SACRAMENTO, California — Alec Poe wants to break stereotypes. The one he’s set out to destroy currently is one that says he’s more likely to be an absent father than a single one.
And he’s got support by way of the "Daddies Here" Parenting Class and Support Group through Centers for Fathers and Families in Sacramento. The Center for Fathers and Families is a non-profit dedicated to responding to the needs of dads and their families. They say the strength of the community lies in the strength of its families.
"It’s tough growing up without a mom. It can be very tough," Poe said. He's raising his 13-year-old daughter, Angelina. She was born when he was just 17 years old. Poe admits, "The ideal situation is that both parents are in the household, but it doesn't always work out that way, so it's been very tough for my daughter."
READ MORE FROM KERISTEN HOLMES:
- How one man's prison sentence turned him to a life of preaching
- This Elk Grove couple had $1 million of debt. Two years later, they owe nothing.
- 'I found myself really just empty' | One man's journey from drug-fueled partying to preaching the gospel
One out of every three kids in America is growing up in a single parent household, but when most people think of single parents, they think of a mother. And rightfully so. Statistics show that only 16 percent of single-parent households are run by single dads.
This should go without saying, but fathers are important in a child’s life. According to Fatherly, two-year-olds with supportive fathers score higher in cognition. Most studies suggest that, until children hit puberty, the father effect is roughly equal for boys and girls. But when their daughters grow older, Fatherly says teenage daughters take fewer sexual risks if they have strong relationships with their dads.
"Her mom and I stayed in touch for a while, but the situation just worked out to where it was better that [Angelina’s mom] didn't see our daughter," Poe said, adding he knew he couldn't raise his daughter completely by himself. Luckily, he had his family’s support. He said his lifeline has been the women in his life.
"My mother, my sister, my sisters-in-law,” Poe explained. “I lean on them a lot. I've never been a 13-year-old little girl, so I don't know what it's like with the bodily changes and going into junior high and [dealing with] boys."
READ MORE FROM KERISTEN HOLMES:
- CBD is legal in California.

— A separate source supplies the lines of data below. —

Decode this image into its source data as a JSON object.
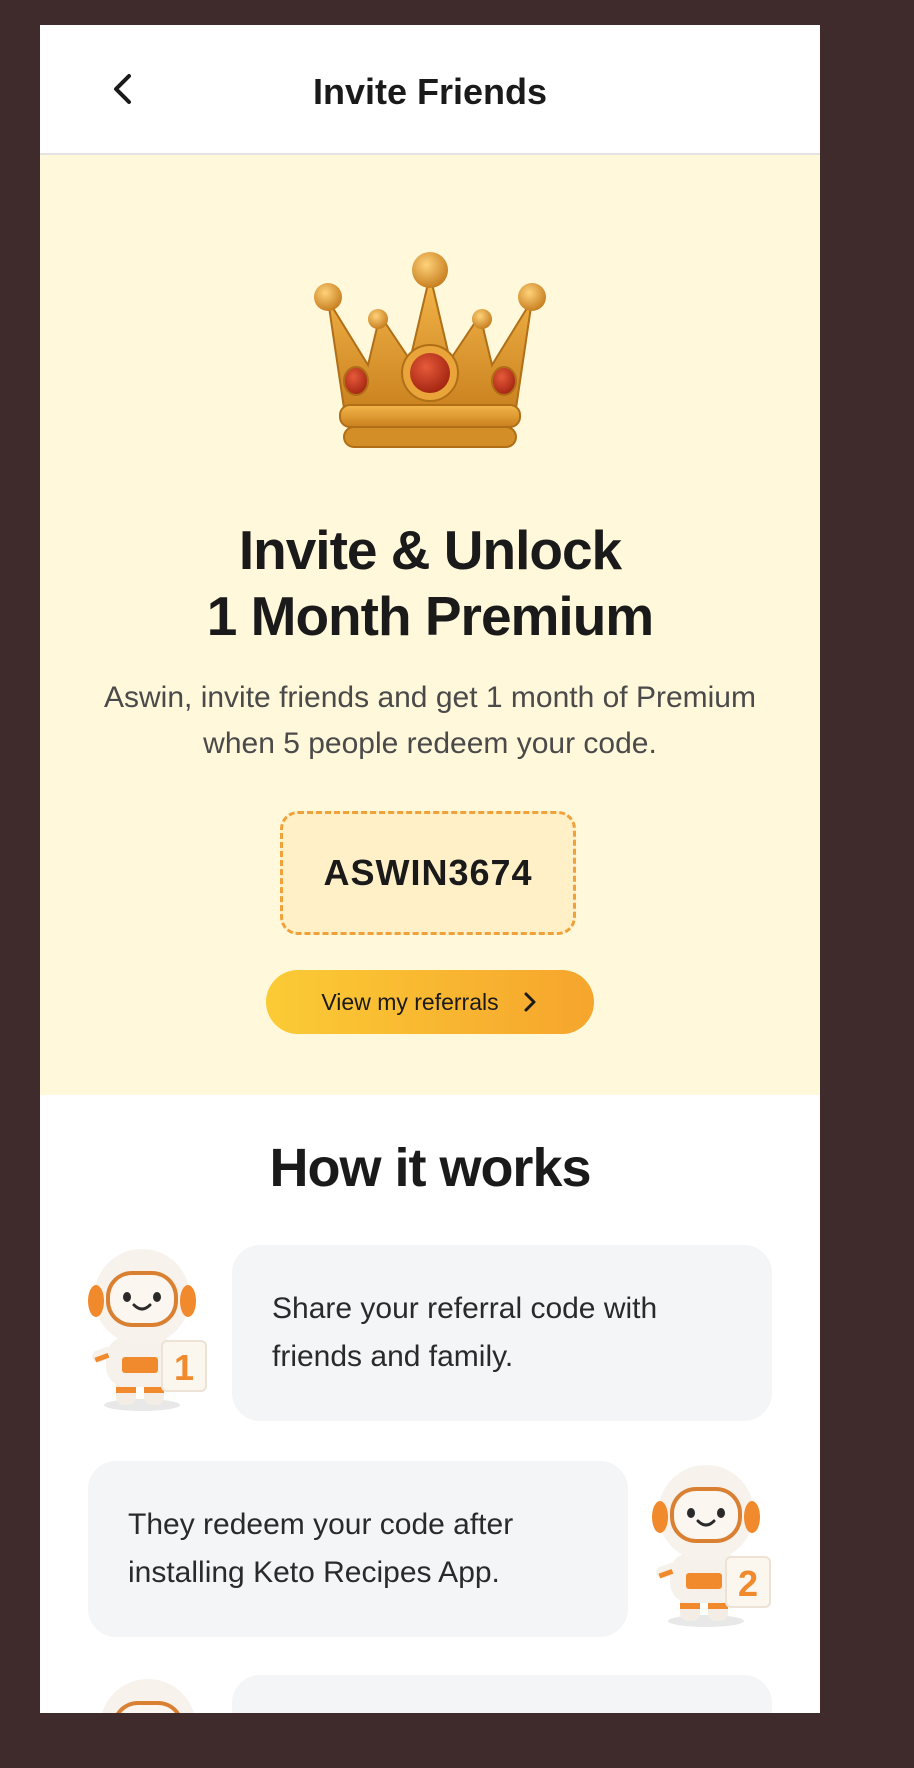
{
  "header": {
    "title": "Invite Friends"
  },
  "hero": {
    "title_line1": "Invite & Unlock",
    "title_line2": "1 Month Premium",
    "subtitle": "Aswin, invite friends and get 1 month of Premium when 5 people redeem your code.",
    "referral_code": "ASWIN3674",
    "referrals_button": "View my referrals"
  },
  "how_it_works": {
    "title": "How it works",
    "steps": [
      {
        "number": "1",
        "text": "Share your referral code with friends and family."
      },
      {
        "number": "2",
        "text": "They redeem your code after installing Keto Recipes App."
      },
      {
        "number": "",
        "text": ""
      }
    ]
  },
  "colors": {
    "hero_background": "#fff8da",
    "accent_orange": "#f0a13a",
    "button_gradient_start": "#fbcb35",
    "button_gradient_end": "#f6a52d",
    "card_background": "#f4f5f7",
    "page_frame": "#3f2b2c"
  },
  "icons": {
    "back": "chevron-left-icon",
    "crown": "crown-icon",
    "button_arrow": "chevron-right-icon",
    "astronaut": "astronaut-mascot-icon"
  }
}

So why can't Sacramento restaurants serve it in foods and drinks?
- The path to forgiveness: How a cop-turned-reverend learned growth after killing a suspect
- From environmental engineer to social engineer: How one Meadowview native is using STEM to give back
But more than that, Poe said that he needed an outlet with other men who really understood what he was going through. That's where the Center's for Fathers and Families came into his life. He got involved in their "Daddies Here" Parenting Class and Support Group after he learned about it from a social worker.
And it’s not just about parental support. Centers for Fathers and Families make sure that the children of the parents in their program are having fun, too, going to Sacramento Kings games, the zoo, Disney on Ice and other events.
Poe said they’ve been a second life line for him.
"It really helped me to be able to communicate myself effectively with my daughter without being mean but while being really firm,” Poe explained. The Center has other groups and programs focused around helping dads be the best fathers they can be because kids don't come with instruction manuals and a lot of parents — moms or dads — need a little help.
“I'd probably be going a little crazy not being able to talk to some of the other dads from the group,” Poe said.
Follow the conversation on Facebook with Keristen Holmes.